(RCA/Columbia Pictures Home Video, $89.95, May 23. Directed by Peter Medak. Featuring Martin Kemp and Gary Kemp.)
There were so many gangster-crime dramas released last year, it was inevitable that some good ones would be overlooked by audiences. "Miller's Crossing" was one. "The Krays" was another. This film, from director Peter Medak, and based on the ** true story of '60s London's most famous and feared crime lords, is brutal and astonishing and quite powerful.
Like Martin Scorsese, Mr. Medak uses violence not for shock value and not to titillate -- the blood spilled here (and there is a lot of it) is meant to signify just what reality is meant by the expression "violent crime."
This is Mr. Medak's best film since his 1972 black comedy "The Ruling Class," which was one of the highlights of '70s British cinema. He gets some great performances from his cast, notably Gary and Martin Kemp, actors best known in the States as the rock group Spandau Ballet, who play the vicious Kray twins, and Billie Whitelaw, who plays their demanding, tough-as-nails mum, Violet.
Ronald and Reginald Kray were raised in wartime London -- the East End, a particularly vicious part of town, and as dad was constantly on the run from the law, the twins took their cues from their mother, aunts and grandmother, women who had to be brutal to survive. Violet loves her sons, but has nothing but ill will toward men in general. It certainly rubs off. The Krays see crime as a glamorous life, and by the '60s, they've created an empire in London based on their willingness to be as brutal as necessary to achieve their goals. They enjoy carving off people's faces with sabres, if it comes to that.
Ronald (Gary Kemp) is a sadist, and he manages to obscure what small element of civilized behavior is inherent in brother Reggie's character. It is not hard to do. The twins become celebrities of a sort during the colorful era of Swinging London, but, as with any empire founded on brutality, intimidation and murder, it is only a matter of time before they are challenged, by the law and by fellow criminals, and their kingdom comes crashing down around them.
Mr. Medak meticulously re-creates the urban London of the '40s, '50s and '60s, and while screenwriter Philip Ridley doesn't really attempt to explain why the Krays were the way they were, he nevertheless does a frighteningly successful job of pushing the sordid reality of their lives and times in our faces. We may flinch, but we can't look away for long.
(Warner Home Video, $89.95, May 23. Directed by Clint Eastwood. Featuring Clint Eastwood and Charlie Sheen.)
Of all the twentysomething hunky actors who aspire to the screen charisma of the master, Clint Eastwood, Charlie Sheen probably comes closest to possessing a legitimate tough-guy screen persona of his own. So matching up Sheen and Eastwood in a "Dirty Harry"-esque cop actioner sounds like a good idea.

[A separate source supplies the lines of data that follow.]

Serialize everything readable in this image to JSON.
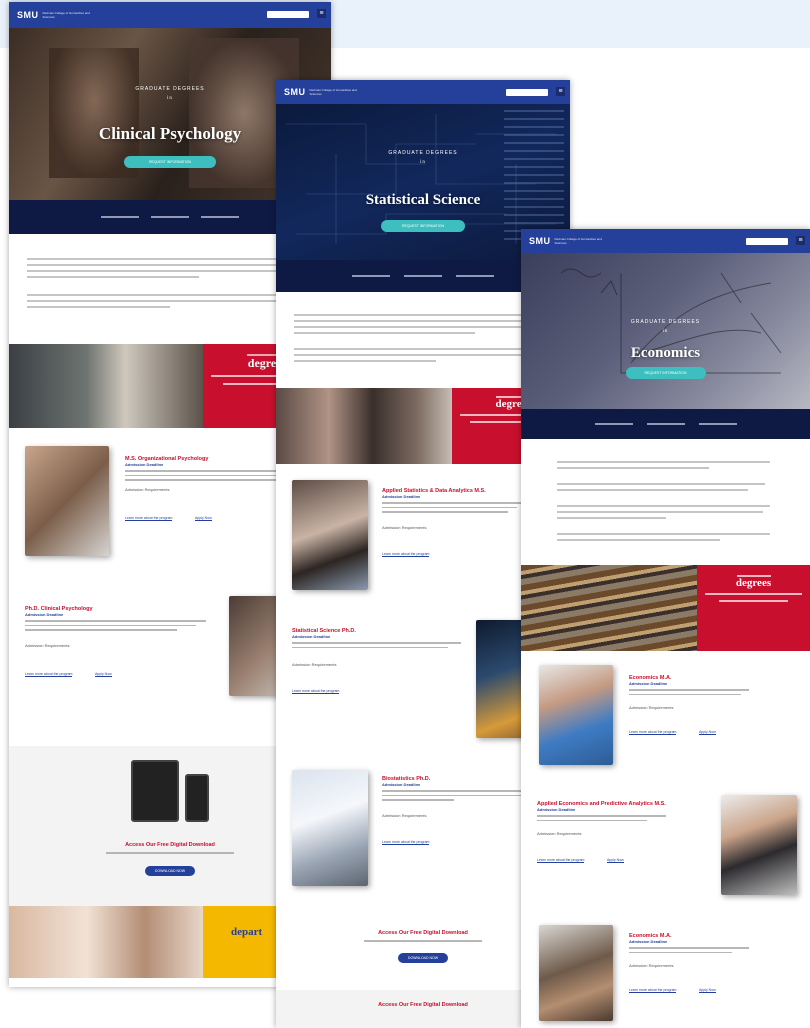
{
  "brand": {
    "logo": "SMU",
    "tagline": "Dedman College of Humanities and Sciences"
  },
  "pages": {
    "clinical": {
      "kicker": "GRADUATE DEGREES",
      "in_word": "in",
      "title": "Clinical Psychology",
      "cta": "REQUEST INFORMATION",
      "programs": [
        {
          "title": "M.S. Organizational Psychology",
          "sub": "Admission Deadline",
          "req": "Admission Requirements",
          "link1": "Learn more about the program",
          "link2": "Apply Now"
        },
        {
          "title": "Ph.D. Clinical Psychology",
          "sub": "Admission Deadline",
          "req": "Admission Requirements",
          "link1": "Learn more about the program",
          "link2": "Apply Now"
        }
      ],
      "promo_word": "degrees",
      "download_title": "Access Our Free Digital Download",
      "download_btn": "DOWNLOAD NOW",
      "yellow_word": "depart"
    },
    "statistical": {
      "kicker": "GRADUATE DEGREES",
      "in_word": "in",
      "title": "Statistical Science",
      "cta": "REQUEST INFORMATION",
      "programs": [
        {
          "title": "Applied Statistics & Data Analytics M.S.",
          "sub": "Admission Deadline",
          "req": "Admission Requirements",
          "link1": "Learn more about the program"
        },
        {
          "title": "Statistical Science Ph.D.",
          "sub": "Admission Deadline",
          "req": "Admission Requirements",
          "link1": "Learn more about the program"
        },
        {
          "title": "Biostatistics Ph.D.",
          "sub": "Admission Deadline",
          "req": "Admission Requirements",
          "link1": "Learn more about the program"
        }
      ],
      "promo_word": "degree",
      "download_title": "Access Our Free Digital Download",
      "download_btn": "DOWNLOAD NOW"
    },
    "economics": {
      "kicker": "GRADUATE DEGREES",
      "in_word": "in",
      "title": "Economics",
      "cta": "REQUEST INFORMATION",
      "programs": [
        {
          "title": "Economics M.A.",
          "sub": "Admission Deadline",
          "req": "Admission Requirements",
          "link1": "Learn more about the program",
          "link2": "Apply Now"
        },
        {
          "title": "Applied Economics and Predictive Analytics M.S.",
          "sub": "Admission Deadline",
          "req": "Admission Requirements",
          "link1": "Learn more about the program",
          "link2": "Apply Now"
        },
        {
          "title": "Economics M.A.",
          "sub": "Admission Deadline",
          "req": "Admission Requirements",
          "link1": "Learn more about the program",
          "link2": "Apply Now"
        }
      ],
      "promo_word": "degrees"
    }
  },
  "colors": {
    "brand_blue": "#25409a",
    "brand_red": "#c8102e",
    "teal": "#3dbfbf",
    "gold": "#f5b800",
    "navy": "#0f1a44"
  }
}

The results, however, are surprisingly dull, and there are plenty of people here who need to share the blame. First, Mr. Eastwood, a top-notch director, never really gets out of the starting gate with this film; his direction is tired and tiresome, relying on everything he's done in the past, and done much better.
The script, by Boez Yakin and Scott Spiegel, is a real travesty; at times it seems a spoof of every other Eastwood cop film. Veteran con Eastwood, a maverick, is teamed against his will with a by-the-book rookie; he insults the kid at first, but later, they become teammates. At other times, it's merely a string of cop movie cliches.
This film is so listless that eventually you'll probably find yourself wondering how many times co-stars Raul Julia and Sonia Braga have worked together before ("Kiss of the Spider Woman" and "Moon Over Parador" and "The Rookie" makes three).
Mr. Eastwood plays an L.A. veteran detective who's not only looking to blow a major car theft ring wide open, but to avenge the death of his partner too. The duo behind all the troubles, he's convinced, are Strom and Leisel (Raul Julia and Sonia Braga), a ruthless pair. Ms. Braga is the real energy center of the film -- her scene with a captive Eastwood is a highlight.
Meanwhile, rookie Sheen has his own problems: His dad (Tom Skerritt) has tried to substitute money for love in their relationship. And his romance with his law school girlfriend (Lara Flynn Boyle of "Twin Peaks") is tough too. Well, that's what you get for dating a lawyer, Charlie.
All of this is dished out as if the filmmaker were following the generic "cop action flick" blueprints. There are, of course, those trademark Eastwood moments, as in all of his movies (remember, "Go ahead, make my day"?). In the films's best scene, Eastwood literally flies a Mercedes Benz out of an exploding warehouse, and then quips the Mercedes credo in perfect deadpan fashion. "Engineered like no other car in the world." It's good for a rush and a laugh.
But five minutes of good stuff do not a movie make. Mr. Eastwood knows this. Mr. Sheen knows this. No one wonders why they bothered to make this dog at all.